The clock is ticking for owners of unregistered and unwanted guns in the Orana region to surrender their weapons without facing a penalty.
Authorities announced a national firearms amnesty to run from July 1 to September 30.
Within a fortnight some unregistered guns have already been handed over in the Orana Local Area Command, Inspector Jason Pietruszka said.
But police anticipate a further influx before the end of the amnesty.
“We have had a number of firearms handed in, from old rusted relics to current firearms,” Inspector Pietruszka said.
He urged people to take the opportunity of the amnesty to hand in any unregistered or decommissioned firearms, or if they were required, proceed to register them.
Sometimes the weapons were handed down as heirlooms, he said.
We have had a number of firearms handed in, from old rusted relics to current firearms.
People wishing to hand in an unregistered firearm can take it to a police station or to a licensed firearm dealer.
Possession of unregistered or prohibited firearms is a criminal offence, however amnesty arrangements provide protection from prosecution.
“Now is the time,” Inspector Pietruszka said.
As the amnesty was announced in June, Deputy Commissioner regional NSW field operations Gary Worboys said gun theft was a major concern for NSW Police, particularly in regional areas.
“NSW Police is committed to stopping firearms falling into the hands of criminals,” Deputy Commissioner Worboys said.
“Too many firearms are not stored securely, making them an easy target for thieves to steal multiple firearms during break-and-enters, particularly at rural properties.”
Outside the amnesty period, the maximum penalty for possessing three or more unregistered guns is 10 years in prison, but that jumps to 20 years if one or more of the guns is a prohibited firearm or a pistol.
Police say under no circumstances should loaded firearms be taken into public places.
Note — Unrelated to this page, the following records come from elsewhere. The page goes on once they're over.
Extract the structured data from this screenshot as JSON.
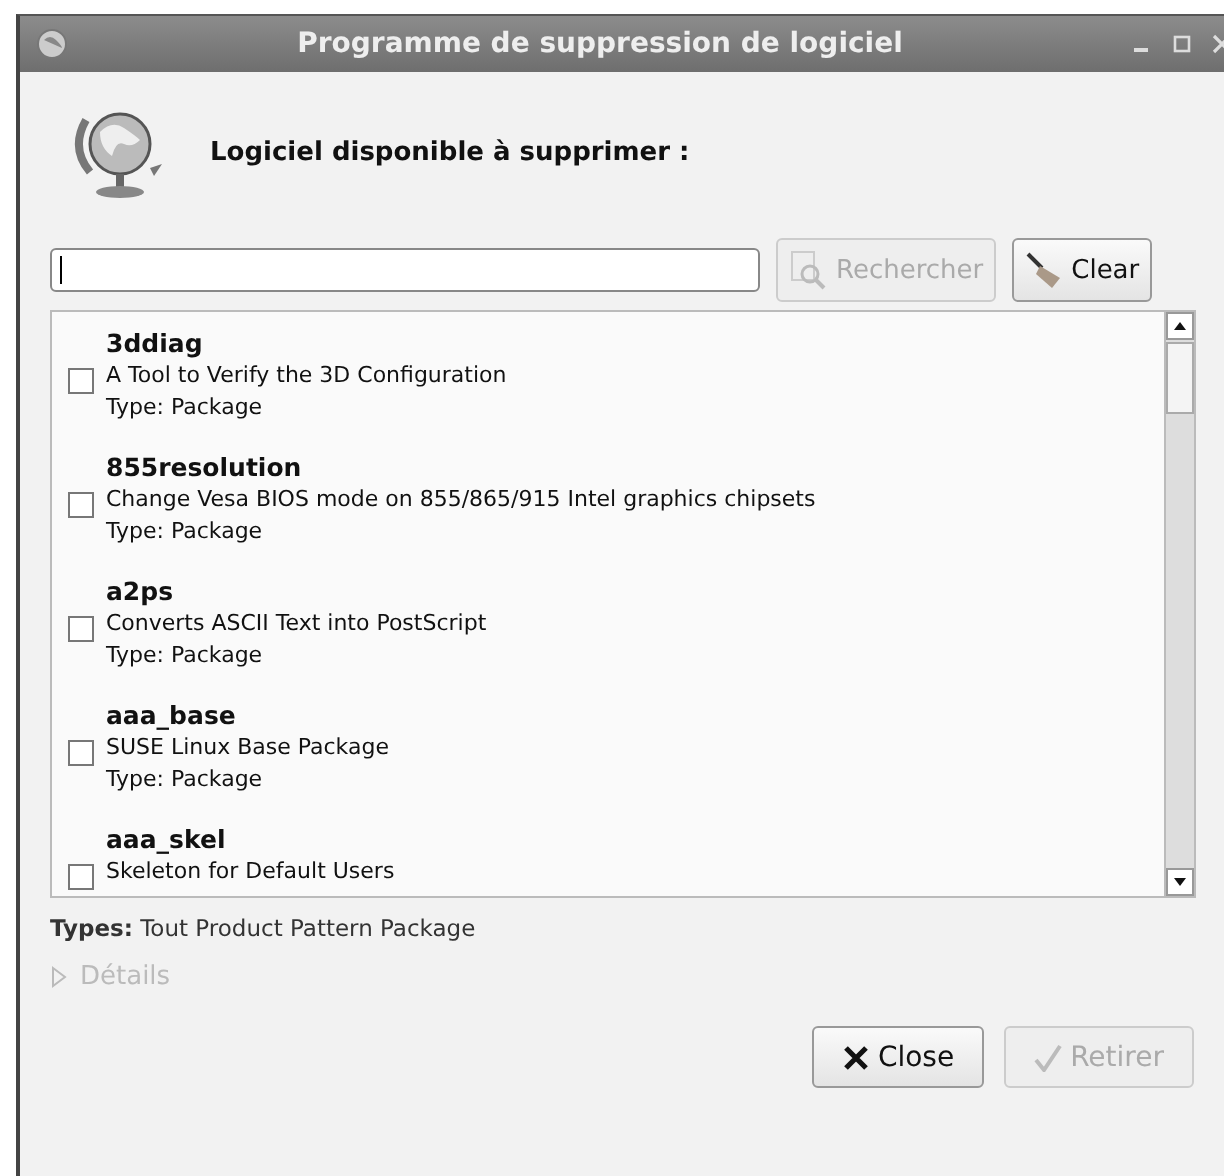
{
  "window": {
    "title": "Programme de suppression de logiciel"
  },
  "heading": "Logiciel disponible à supprimer :",
  "search": {
    "search_button": {
      "label": "Rechercher",
      "disabled": true
    },
    "clear_button": {
      "label": "Clear",
      "disabled": false
    }
  },
  "packages": [
    {
      "name": "3ddiag",
      "description": "A Tool to Verify the 3D Configuration",
      "type": "Type: Package",
      "checked": false
    },
    {
      "name": "855resolution",
      "description": "Change Vesa BIOS mode on 855/865/915 Intel graphics chipsets",
      "type": "Type: Package",
      "checked": false
    },
    {
      "name": "a2ps",
      "description": "Converts ASCII Text into PostScript",
      "type": "Type: Package",
      "checked": false
    },
    {
      "name": "aaa_base",
      "description": "SUSE Linux Base Package",
      "type": "Type: Package",
      "checked": false
    },
    {
      "name": "aaa_skel",
      "description": "Skeleton for Default Users",
      "checked": false
    }
  ],
  "types": {
    "label": "Types:",
    "value": "Tout Product Pattern Package"
  },
  "details": {
    "label": "Détails",
    "expanded": false,
    "disabled": true
  },
  "buttons": [
    {
      "label": "Close",
      "kind": "close",
      "disabled": false
    },
    {
      "label": "Retirer",
      "kind": "apply",
      "disabled": true
    }
  ]
}
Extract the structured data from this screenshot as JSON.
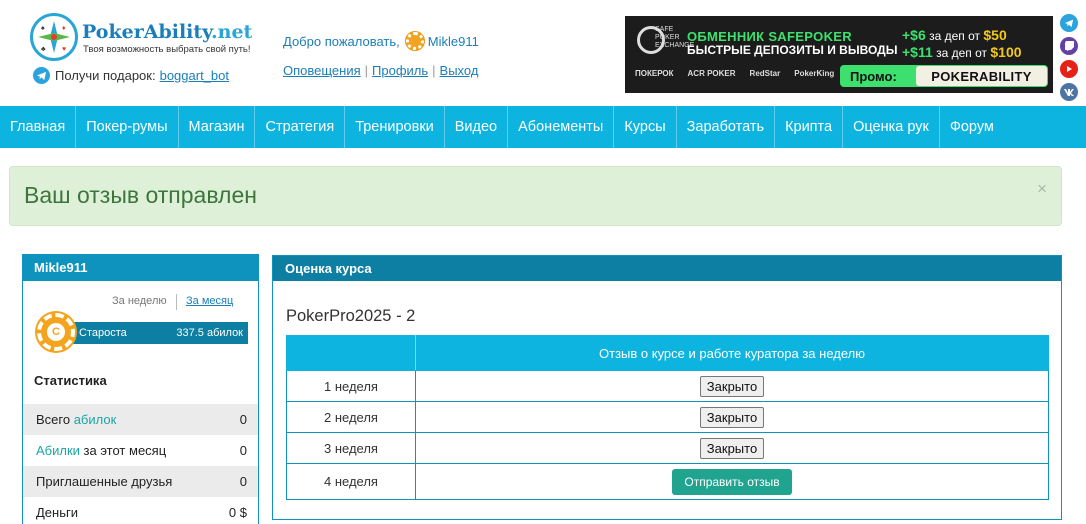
{
  "header": {
    "logo_name": "PokerAbility",
    "logo_tld": ".net",
    "slogan": "Твоя возможность выбрать свой путь!",
    "gift_text": "Получи подарок:",
    "gift_link": "boggart_bot",
    "welcome_text": "Добро пожаловать,",
    "username": "Mikle911",
    "links": [
      "Оповещения",
      "Профиль",
      "Выход"
    ]
  },
  "banner": {
    "logo_text": [
      "SAFE",
      "POKER",
      "EXCHANGE"
    ],
    "title1": "ОБМЕННИК SAFEPOKER",
    "title2": "БЫСТРЫЕ ДЕПОЗИТЫ И ВЫВОДЫ",
    "bonus1_amount": "+$6",
    "bonus1_text": "за деп от",
    "bonus1_min": "$50",
    "bonus2_amount": "+$11",
    "bonus2_text": "за деп от",
    "bonus2_min": "$100",
    "rooms": [
      "ПОКЕРОК",
      "ACR POKER",
      "RedStar",
      "PokerKing"
    ],
    "promo_label": "Промо:",
    "promo_code": "POKERABILITY"
  },
  "nav": {
    "items": [
      "Главная",
      "Покер-румы",
      "Магазин",
      "Стратегия",
      "Тренировки",
      "Видео",
      "Абонементы",
      "Курсы",
      "Заработать",
      "Крипта",
      "Оценка рук",
      "Форум"
    ]
  },
  "alert": {
    "text": "Ваш отзыв отправлен",
    "close": "×"
  },
  "sidebar": {
    "username": "Mikle911",
    "period_week": "За неделю",
    "period_month": "За месяц",
    "chip_letter": "С",
    "rank_name": "Староста",
    "rank_value": "337.5 абилок",
    "stats_title": "Статистика",
    "stats": [
      {
        "label_pre": "Всего ",
        "label_link": "абилок",
        "label_post": "",
        "value": "0"
      },
      {
        "label_pre": "",
        "label_link": "Абилки",
        "label_post": " за этот месяц",
        "value": "0"
      },
      {
        "label_pre": "Приглашенные друзья",
        "label_link": "",
        "label_post": "",
        "value": "0"
      },
      {
        "label_pre": "Деньги",
        "label_link": "",
        "label_post": "",
        "value": "0 $"
      }
    ]
  },
  "panel": {
    "title": "Оценка курса",
    "course": "PokerPro2025 - 2",
    "col_header": "Отзыв о курсе и работе куратора за неделю",
    "rows": [
      {
        "week": "1 неделя",
        "action": "Закрыто"
      },
      {
        "week": "2 неделя",
        "action": "Закрыто"
      },
      {
        "week": "3 неделя",
        "action": "Закрыто"
      },
      {
        "week": "4 неделя",
        "action": "Отправить отзыв"
      }
    ]
  },
  "colors": {
    "nav": "#0db4e0",
    "panel_head": "#0d7fa3",
    "alert_bg": "#dff0d8",
    "send_button": "#20a490"
  }
}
For more information visit www.firearmsamnesty.ag.gov.au or call 1800 909 826.